On Wednesday 9 November 2022 we debated the Digital Innovation Race and Intellectual Monopolies.
Prof Keith Smith chaired this debate in public policy. Cecilia Rikap presented key messages from her thought-provoking book co-authored with Bengt-Ake Lundvall on the ‘Digital Innovation Race: Conceptualizing the Emerging New World Order’. Cecilia presented a darker side of innovation and its impact on society and economies. She discussed her insights with Prof Daniele Archibugi from CIMR.
The full recording of the workshop is available here.
- Chair: Keith Smith
- Speaker: Cecilia Rikap, City, University of London
- Discussant: Daniele Archibugi, Birkbeck, University of London

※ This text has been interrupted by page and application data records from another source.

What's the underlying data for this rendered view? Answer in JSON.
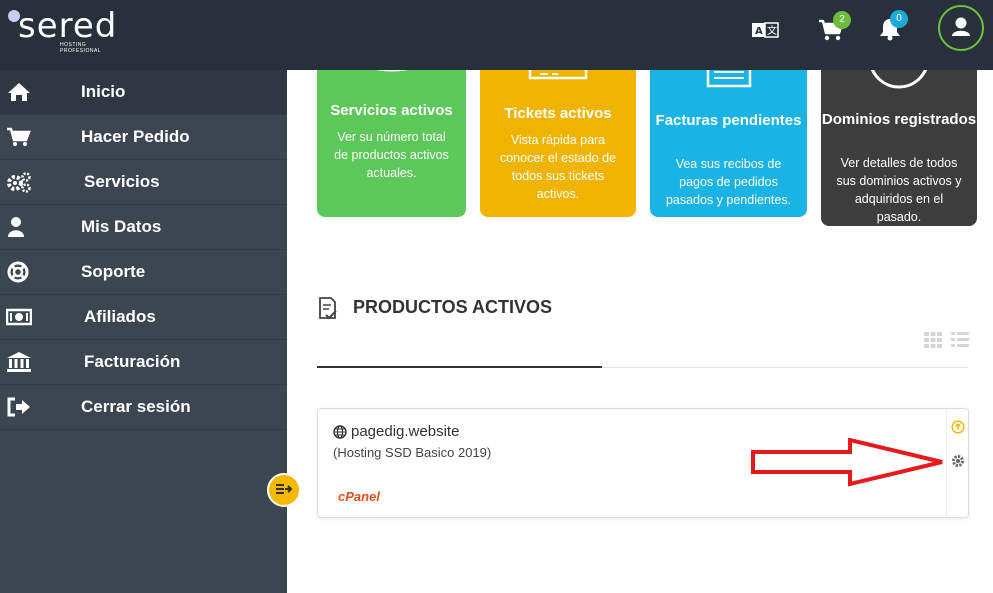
{
  "header": {
    "logo_text": "sered",
    "logo_subtitle": "HOSTING PROFESIONAL",
    "cart_count": "2",
    "notifications_count": "0",
    "colors": {
      "bar": "#27303b",
      "cart_badge": "#6dbd3c",
      "notif_badge": "#1ba9dc",
      "avatar_ring": "#6dbd3c"
    }
  },
  "sidebar": {
    "items": [
      {
        "label": "Inicio",
        "icon": "home-icon"
      },
      {
        "label": "Hacer Pedido",
        "icon": "cart-icon"
      },
      {
        "label": "Servicios",
        "icon": "gears-icon"
      },
      {
        "label": "Mis Datos",
        "icon": "user-icon"
      },
      {
        "label": "Soporte",
        "icon": "lifebuoy-icon"
      },
      {
        "label": "Afiliados",
        "icon": "money-icon"
      },
      {
        "label": "Facturación",
        "icon": "bank-icon"
      },
      {
        "label": "Cerrar sesión",
        "icon": "logout-icon"
      }
    ]
  },
  "cards": [
    {
      "title": "Servicios activos",
      "description": "Ver su número total de productos activos actuales.",
      "color": "#5cc85a"
    },
    {
      "title": "Tickets activos",
      "description": "Vista rápida para conocer el estado de todos sus tickets activos.",
      "color": "#f0b400"
    },
    {
      "title": "Facturas pendientes",
      "description": "Vea sus recibos de pagos de pedidos pasados y pendientes.",
      "color": "#1ab3e6"
    },
    {
      "title": "Dominios registrados",
      "description": "Ver detalles de todos sus dominios activos y adquiridos en el pasado.",
      "color": "#3d3d3d"
    }
  ],
  "products": {
    "section_title": "PRODUCTOS ACTIVOS",
    "items": [
      {
        "domain": "pagedig.website",
        "plan": "(Hosting SSD Basico 2019)",
        "panel": "cPanel"
      }
    ]
  }
}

The main theme of this book is digital transformation, with artificial intelligence at its core. It shows how this transformation upsets the world pecking order as China catches up with the US and as tech giants from the two countries take on key roles in the digital innovation race.
In order to capture what is going on, the book develops new and further develop old concepts. Intellectual monopolies, harvesting rents through the expanding and systematic control of knowledge have become major geopolitical players challenging the sovereignty of nation states. Each of them has built its own world-wide corporate innovation system, integrating and subordinating other organizations that produce new knowledge. As lead firms, tech giants profit from turning that knowledge into intangible assets. The tech giants’ technology efforts converge around a technological trajectory, with artificial intelligence at its core. They have become key actors in the AI-technological innovation system through their control of black-box technology used to exploit the fruits of user learning in connection with clouds services.

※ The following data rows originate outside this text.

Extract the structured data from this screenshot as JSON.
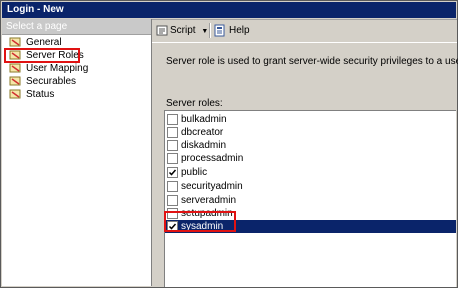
{
  "window": {
    "title": "Login - New"
  },
  "left_panel": {
    "header": "Select a page",
    "items": [
      {
        "label": "General"
      },
      {
        "label": "Server Roles"
      },
      {
        "label": "User Mapping"
      },
      {
        "label": "Securables"
      },
      {
        "label": "Status"
      }
    ]
  },
  "toolbar": {
    "script_label": "Script",
    "help_label": "Help"
  },
  "main": {
    "description": "Server role is used to grant server-wide security privileges to a user.",
    "roles_label": "Server roles:",
    "roles": [
      {
        "name": "bulkadmin",
        "checked": false
      },
      {
        "name": "dbcreator",
        "checked": false
      },
      {
        "name": "diskadmin",
        "checked": false
      },
      {
        "name": "processadmin",
        "checked": false
      },
      {
        "name": "public",
        "checked": true
      },
      {
        "name": "securityadmin",
        "checked": false
      },
      {
        "name": "serveradmin",
        "checked": false
      },
      {
        "name": "setupadmin",
        "checked": false
      },
      {
        "name": "sysadmin",
        "checked": true,
        "selected": true
      }
    ]
  },
  "colors": {
    "titlebar": "#0a246a",
    "highlight": "#e01212",
    "selection": "#0a246a"
  }
}
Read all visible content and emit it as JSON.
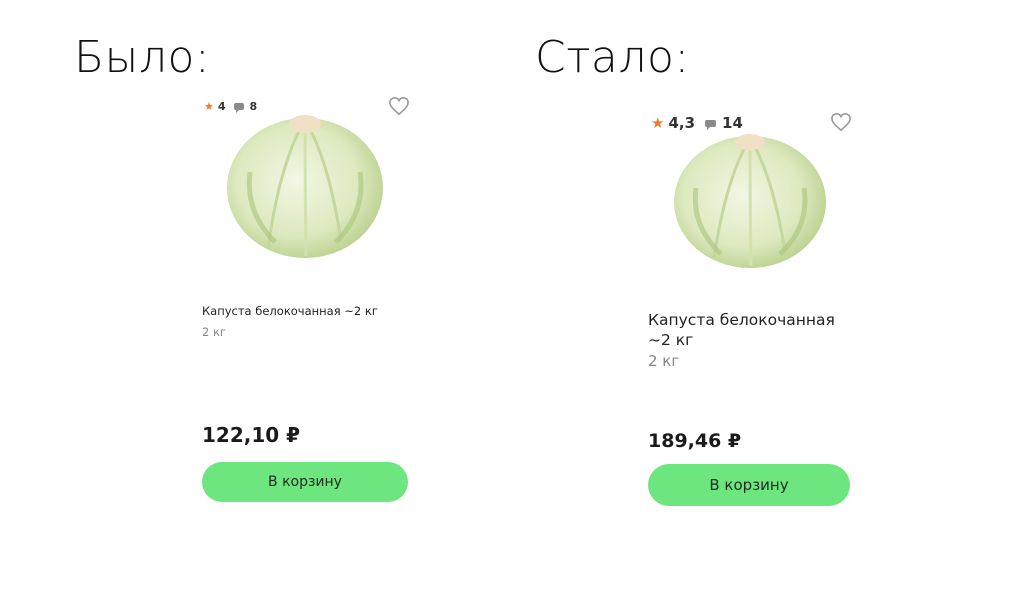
{
  "headings": {
    "before": "Было:",
    "after": "Стало:"
  },
  "cards": {
    "before": {
      "rating": "4",
      "reviews": "8",
      "title": "Капуста белокочанная ~2 кг",
      "weight": "2 кг",
      "price": "122,10 ₽",
      "button": "В корзину"
    },
    "after": {
      "rating": "4,3",
      "reviews": "14",
      "title": "Капуста белокочанная ~2 кг",
      "weight": "2 кг",
      "price": "189,46 ₽",
      "button": "В корзину"
    }
  },
  "colors": {
    "accent_button": "#6ee680",
    "star": "#f07a2a"
  },
  "icons": {
    "favorite": "heart-outline-icon",
    "rating": "star-icon",
    "reviews": "comment-icon"
  }
}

The book shows that the outcome of the innovation race will be determined by the complex and contradictory co-evolution of national and corporate innovation systems. One major contradiction is between the global outreach of the tech giants’ market, production and innovation activities and the growing importance of techno-nationalism as a strategy to reinforce core state’s power. The attempts of EU to regulate tech giants and build competitive strength in the field of digital services illustrate the difficulties in overcoming this contradiction.
Innovation studies and innovation policy have predominantly regarded intellectual monopolies as temporary, and innovation-based competition as a positive sum game. The analysis of the tech giants and the digital innovation race point to a darker side of innovation as a process where the richest harvest intellectual rents from the poor. The book ends with sketching alternative scenarios and political strategies.
Keith Smith has worked in innovation studies in Norway, as Director of the STEP Group, in Australia, as Executive Director of the Australian Innovation Research Centre, and for the UN University. He worked for the Joint Research Centre, European Commission, on policy support for the European Research Area. From 2009 to 2017 he was at Imperial College Business School, London. For three years, 2009-12, he was seconded from Imperial to the UK Department of Business, Innovation and Skills (BIS), where he was head of the policy analysis division in science and technology. His recent work is on innovation, climate change and geopolitics.
Cecilia Rikap holds a PhD in economics from the Universidad de Buenos Aires. She is a permanent Lecturer in International Political Economy (IPE) at City, University of London, programme director of the BSc in IPE at the same university and a tenure researcher of the CONICET, Argentina’s national research council. She is associate researcher at COSTECH lab, Université de Technologie de Compiègne. She is also a consultant for Argentina’s Ministries of Health and Productive Development. Cecilia’s research focuses on the political economy of science and technology.
Bengt-Åke Lundvall is professor emeritus in economics at Department of Business and Management at Aalborg University and at Department of Economic History, Lund University. His research is organized around a broad set of issues related to innovation systems and learning economies. Since 1988, he has published more than 200 publications as books, journal articles, and book chapters.